What is Activism For?

This will be a short one, I promise. I just want to take a moment to point to tonight’s huge wins for the Black Lives Matter movement. In Illinois, state attorney Anita Alvarez lost her reelection bid by big margins after gaining notoriety for shielding Chicago police after their killing of Laquan McDonald. In Cuyahoga County, Ohio, it looks like County Prosecutor Tim McGinty will lose his reelection bid too, after coming under fire for refusing to prosecute the killer of 12-year-old Tamir Rice.

Put simply, THIS is what activism is for. The little races are often the ones that matter the most, and local government has in many ways a lot more power over people’s day-to-day lives than the federal government does. Building a protest movement is sometimes deceptively easy, and many movements have failed because of an inability to focus on those places where real change is possible.

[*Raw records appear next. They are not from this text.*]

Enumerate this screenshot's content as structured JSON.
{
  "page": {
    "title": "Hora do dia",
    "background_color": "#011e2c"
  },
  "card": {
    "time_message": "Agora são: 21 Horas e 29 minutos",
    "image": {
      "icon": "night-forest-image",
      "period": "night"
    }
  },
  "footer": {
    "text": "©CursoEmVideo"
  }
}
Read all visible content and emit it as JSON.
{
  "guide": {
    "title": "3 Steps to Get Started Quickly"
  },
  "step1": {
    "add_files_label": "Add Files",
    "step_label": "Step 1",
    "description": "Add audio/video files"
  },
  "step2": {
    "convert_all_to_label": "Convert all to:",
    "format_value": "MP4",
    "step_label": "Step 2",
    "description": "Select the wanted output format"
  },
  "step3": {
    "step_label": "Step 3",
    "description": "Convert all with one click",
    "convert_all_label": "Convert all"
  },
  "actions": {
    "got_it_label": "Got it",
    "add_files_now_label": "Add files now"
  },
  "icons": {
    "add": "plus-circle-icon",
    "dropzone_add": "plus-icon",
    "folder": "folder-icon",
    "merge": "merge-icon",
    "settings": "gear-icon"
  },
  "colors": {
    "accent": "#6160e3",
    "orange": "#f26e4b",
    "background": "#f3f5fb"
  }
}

Black Lives Matter, for all that it is decentralized in its leadership, seems to understand this on a basic level. Their ability to influence the next president more or less ends once the the Democratic primary does, but the problems that BLM seeks to address are primarily state-level problems (ignore the headline and read the whole article – you’ll be glad you did). The vast majority of state- and county-level races have so little public attention that a modest bit of organizing can go a very long way. And those races matter a LOT. DAs and county prosecutors, for example, have practically absolute power over whether police are held accountable for criminal behavior.

When Occupy Wall Street was at its height, its most obvious flaw was that it functioned much more as an expression of left-wing rage than as a driver of alternative policies. Black Lives Matter isn’t falling into the same traps, and that means it’s also much less likely to fall into the same memory hole.

Advertisements

Leave a Reply

Fill in your details below or click an icon to log in:

WordPress.com Logo

You are commenting using your WordPress.com account. Log Out / Change )

Twitter picture

You are commenting using your Twitter account. Log Out / Change )

Facebook photo

You are commenting using your Facebook account. Log Out / Change )

Google+ photo

You are commenting using your Google+ account. Log Out / Change )

Connecting to %s